* _EXERCISE_: Search the data below for "minutes" and report how many lines contain it, with no other text.

* _RECORDS SUPPLIED_:
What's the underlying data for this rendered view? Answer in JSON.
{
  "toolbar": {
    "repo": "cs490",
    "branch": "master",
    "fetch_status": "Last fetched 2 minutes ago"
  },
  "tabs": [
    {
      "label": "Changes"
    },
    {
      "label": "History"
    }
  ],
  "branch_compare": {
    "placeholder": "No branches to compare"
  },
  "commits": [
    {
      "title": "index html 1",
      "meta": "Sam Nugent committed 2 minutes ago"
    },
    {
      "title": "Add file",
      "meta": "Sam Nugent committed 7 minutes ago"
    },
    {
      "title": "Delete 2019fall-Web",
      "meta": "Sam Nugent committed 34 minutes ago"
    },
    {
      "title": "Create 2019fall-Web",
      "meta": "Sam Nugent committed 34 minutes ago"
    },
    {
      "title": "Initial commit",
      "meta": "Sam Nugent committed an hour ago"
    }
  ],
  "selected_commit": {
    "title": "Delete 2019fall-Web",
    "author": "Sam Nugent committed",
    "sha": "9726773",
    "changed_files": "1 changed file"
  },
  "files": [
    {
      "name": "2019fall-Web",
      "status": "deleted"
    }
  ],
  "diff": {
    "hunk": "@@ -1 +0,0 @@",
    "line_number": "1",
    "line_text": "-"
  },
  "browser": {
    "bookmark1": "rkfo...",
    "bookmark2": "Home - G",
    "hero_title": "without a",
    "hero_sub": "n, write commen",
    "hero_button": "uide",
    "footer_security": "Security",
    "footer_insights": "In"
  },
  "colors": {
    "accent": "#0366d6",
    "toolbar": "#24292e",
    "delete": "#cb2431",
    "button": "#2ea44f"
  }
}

* _TASK RESULT_: 5